3 Easy Steps to Getting Noticed by a (local) Record Label



As an A&R (Artists & Repertoire) director, the most common question I hear is “What the hell does A&R stand for anyway?”

The second most common question is something along the lines of “Hey man, we’d really love it if you would take a listen to our demo/meet with us about recording with y’all/come out to our show.”

While I admire the initiative and hunger it takes to cold-call a record label, however local or small, it doesn’t mean that my interest will be immediately piqued. It’s easy to feel like the artists that a label chooses to reach out to are chosen arbitrarily or because of one person’s individual taste, but the fact is there are 3 simple things every artist can be doing to make themselves more attractive to record labels.

1) Have a strong social media presence.

This may seem obvious, but a surprising number of artists of all talent levels fail to maintain a compelling social media presence, and sometimes don’t even have one at all. I can’t speak for the industry at large, but I consider an artist’s Facebook page to essentially be the new EPK. Especially considering the huge percentage of artists who reach out to me via FB Messenger, you (the artist) have to assume that your artist page will be my introduction to you.
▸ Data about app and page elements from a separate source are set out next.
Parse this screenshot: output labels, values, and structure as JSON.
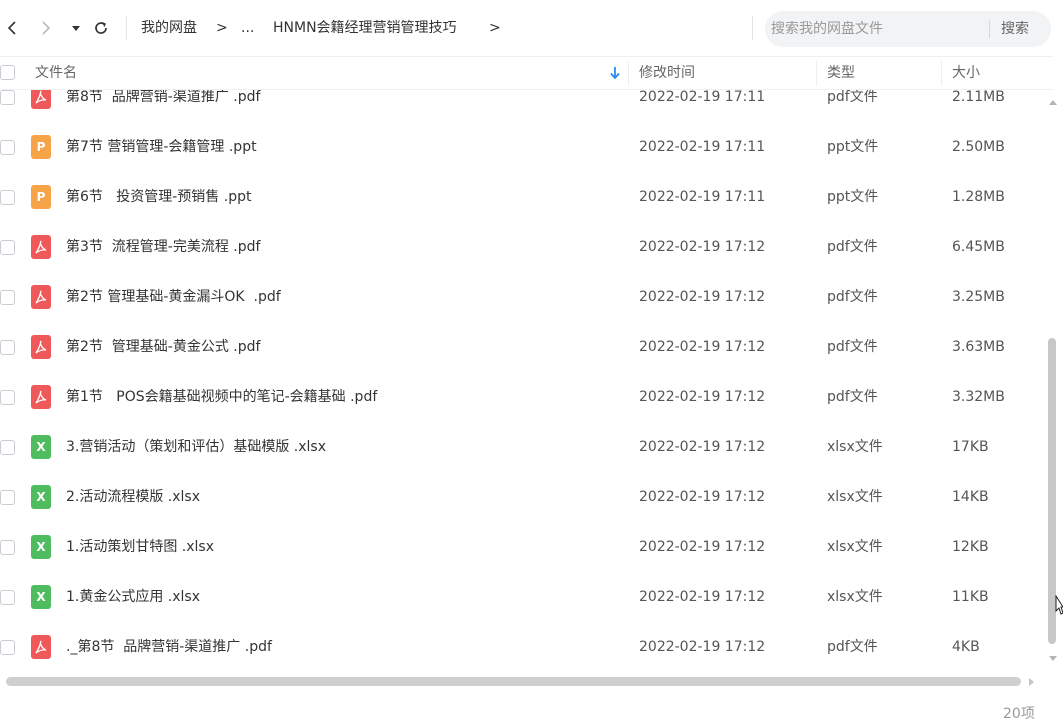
{
  "toolbar": {
    "breadcrumb": [
      "我的网盘",
      "...",
      "HNMN会籍经理营销管理技巧"
    ],
    "crumb_sep": ">",
    "search_placeholder": "搜索我的网盘文件",
    "search_button": "搜索"
  },
  "header": {
    "name": "文件名",
    "modified": "修改时间",
    "type": "类型",
    "size": "大小"
  },
  "files": [
    {
      "name": "第8节  品牌营销-渠道推广 .pdf",
      "date": "2022-02-19 17:11",
      "type": "pdf文件",
      "size": "2.11MB",
      "icon": "pdf"
    },
    {
      "name": "第7节 营销管理-会籍管理 .ppt",
      "date": "2022-02-19 17:11",
      "type": "ppt文件",
      "size": "2.50MB",
      "icon": "ppt"
    },
    {
      "name": "第6节   投资管理-预销售 .ppt",
      "date": "2022-02-19 17:11",
      "type": "ppt文件",
      "size": "1.28MB",
      "icon": "ppt"
    },
    {
      "name": "第3节  流程管理-完美流程 .pdf",
      "date": "2022-02-19 17:12",
      "type": "pdf文件",
      "size": "6.45MB",
      "icon": "pdf"
    },
    {
      "name": "第2节 管理基础-黄金漏斗OK  .pdf",
      "date": "2022-02-19 17:12",
      "type": "pdf文件",
      "size": "3.25MB",
      "icon": "pdf"
    },
    {
      "name": "第2节  管理基础-黄金公式 .pdf",
      "date": "2022-02-19 17:12",
      "type": "pdf文件",
      "size": "3.63MB",
      "icon": "pdf"
    },
    {
      "name": "第1节   POS会籍基础视频中的笔记-会籍基础 .pdf",
      "date": "2022-02-19 17:12",
      "type": "pdf文件",
      "size": "3.32MB",
      "icon": "pdf"
    },
    {
      "name": "3.营销活动（策划和评估）基础模版 .xlsx",
      "date": "2022-02-19 17:12",
      "type": "xlsx文件",
      "size": "17KB",
      "icon": "xlsx"
    },
    {
      "name": "2.活动流程模版 .xlsx",
      "date": "2022-02-19 17:12",
      "type": "xlsx文件",
      "size": "14KB",
      "icon": "xlsx"
    },
    {
      "name": "1.活动策划甘特图 .xlsx",
      "date": "2022-02-19 17:12",
      "type": "xlsx文件",
      "size": "12KB",
      "icon": "xlsx"
    },
    {
      "name": "1.黄金公式应用 .xlsx",
      "date": "2022-02-19 17:12",
      "type": "xlsx文件",
      "size": "11KB",
      "icon": "xlsx"
    },
    {
      "name": "._第8节  品牌营销-渠道推广 .pdf",
      "date": "2022-02-19 17:12",
      "type": "pdf文件",
      "size": "4KB",
      "icon": "pdf"
    }
  ],
  "icon_glyphs": {
    "ppt": "P",
    "xlsx": "X"
  },
  "footer": {
    "count": "20项"
  },
  "colors": {
    "pdf": "#f0595a",
    "ppt": "#f7a348",
    "xlsx": "#4fbd5f",
    "sort_arrow": "#2a8cf0"
  }
}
Now, I’m not saying you need to have x-number of followers, or professional press photos, or 15 live videos on your page to get looked at, but your presence should be proportional. In other words, I should be able to tell the difference between a page with 150 likes and one with 1,500 without seeing the numbers.
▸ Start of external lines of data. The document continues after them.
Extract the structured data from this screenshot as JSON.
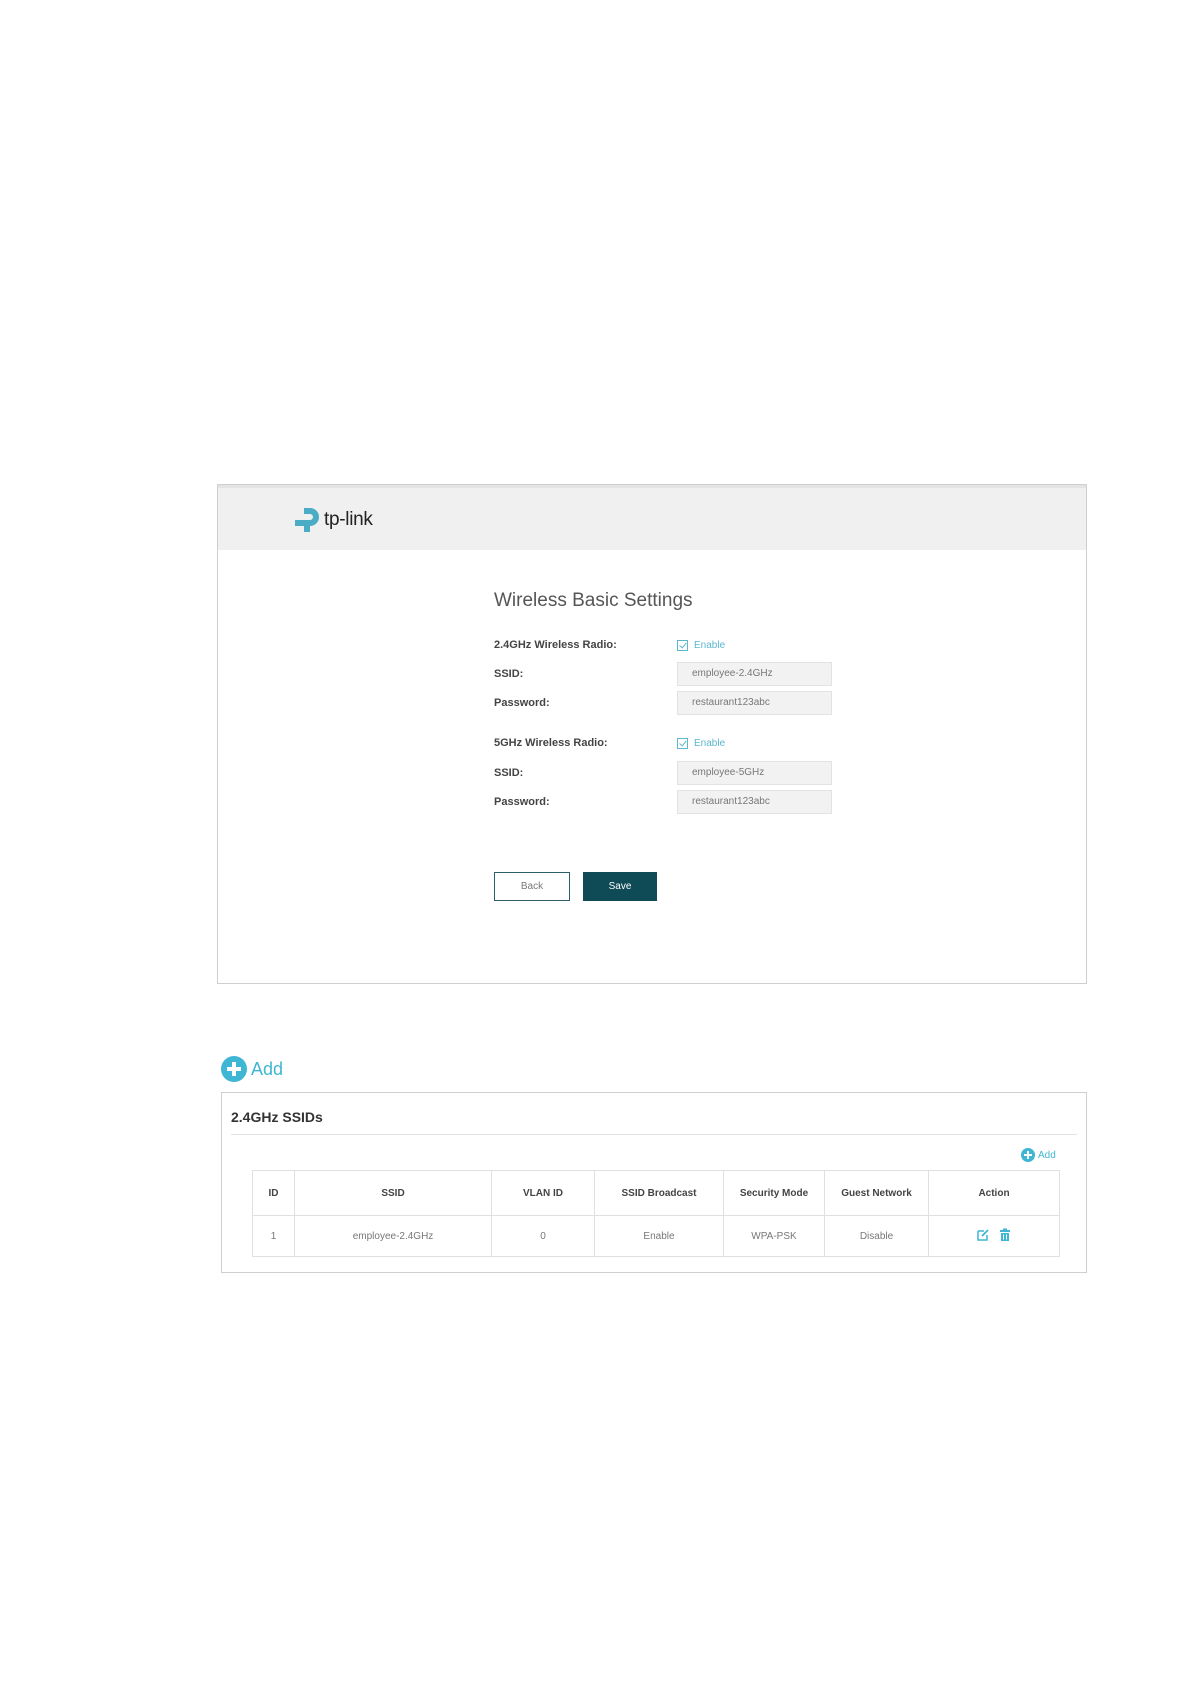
{
  "brand": {
    "name": "tp-link",
    "color": "#4aacc5"
  },
  "wireless_form": {
    "title": "Wireless Basic Settings",
    "radio_24": {
      "label": "2.4GHz Wireless Radio:",
      "enable_label": "Enable",
      "enabled": true
    },
    "ssid_24": {
      "label": "SSID:",
      "value": "employee-2.4GHz"
    },
    "password_24": {
      "label": "Password:",
      "value": "restaurant123abc"
    },
    "radio_5": {
      "label": "5GHz Wireless Radio:",
      "enable_label": "Enable",
      "enabled": true
    },
    "ssid_5": {
      "label": "SSID:",
      "value": "employee-5GHz"
    },
    "password_5": {
      "label": "Password:",
      "value": "restaurant123abc"
    },
    "back_label": "Back",
    "save_label": "Save"
  },
  "add_link": {
    "label": "Add"
  },
  "ssid_panel": {
    "title": "2.4GHz SSIDs",
    "add_label": "Add",
    "columns": [
      "ID",
      "SSID",
      "VLAN ID",
      "SSID Broadcast",
      "Security Mode",
      "Guest Network",
      "Action"
    ],
    "rows": [
      {
        "id": "1",
        "ssid": "employee-2.4GHz",
        "vlan_id": "0",
        "broadcast": "Enable",
        "security": "WPA-PSK",
        "guest": "Disable",
        "actions": [
          "edit-icon",
          "delete-icon"
        ]
      }
    ]
  },
  "colors": {
    "accent": "#3fb6d3",
    "primary_button": "#0f4a57"
  }
}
2) Play shows regularly, but not constantly.

The perfect balance of local show saturation is somewhat debatable – some people say every 2 weeks, every 3, twice every 3 months – but the idea is simple: you want to become familiar to the local scene without wearing out your welcome. 

I’m a firm believer that any recording artist should perform live. Noise-rock outfit? Trance-hop DJ? Experimental Hardcore band whose vocals are entirely comprised of cat meow samples? It shouldn’t matter, because no matter how inside or outside of convention your sound is, it’s hard to build a local presence without letting live audiences see and hear you, which means it will be hard for us to build a presence for you. Good music has an audience waiting for it, but you’ll never know if you don’t try and find them.

3) Know what you want to do and how you want to do it. 

Nothing is more disheartening than meeting with an artist, asking them about their goals for the project, and getting a response that in any way resembles a verbal shrug. Confidence in your artistic vision is one of the most attractive qualities an artist can have.

If you want to create something unique, and have a plan for exactly what you want that to sound like, you’re far more likely to get support from your producer and your label, even if they disagree with your method or strategy.

In short, the most important trait an artist can have is self-advocacy. This is a business of show but also of relationships, in fact, it's mostly of relationships. The people in a position to help you love to help those who help themselves.


Created by J.T. Weir, A&R Director and Couch Guy.